The key to improvement, whether it’s for personal development or making better products, is: get negative feedback.
It stands to reason that you can’t improve what you don’t know you are bad at. The same goes for when you are making product decisions. You need your users or customers to tell you what they DON’T like.
“The research showed that experts — people who were masters at a trade — vastly preferred negative feedback to positive. It spurred the most improvement. That was because criticism is generally more actionable than compliments. “You did well” is less helpful in improving your bowling game than “You turned your wrist too much.”
The challenge is how to go about eliciting this negative feedback from your users.
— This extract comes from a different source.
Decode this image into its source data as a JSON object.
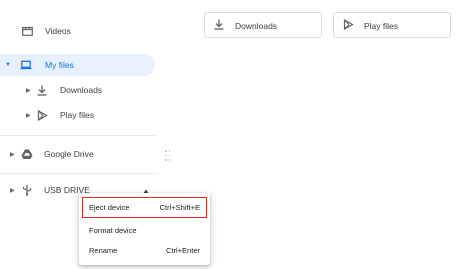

Human nature usually dictates that you don’t go throwing around negative sentiment to one another as it’s deemed rude. However luckily for u,s we have the internet where all societal norms seem to get thrown out of the window ;-).
So Step 1 is to ask your users for negative feedback, and then give them an easy way to proffer it.
There are a number of useful tools below which can help gather user feedback (in no particular order) :
The key, though, is to use these tools to specifically ask what your customers DON’T like and then ask if they have any ideas on how it could be improved.
This small tweak can make leaps and bounds in your overall product offering, trust me — give it a go.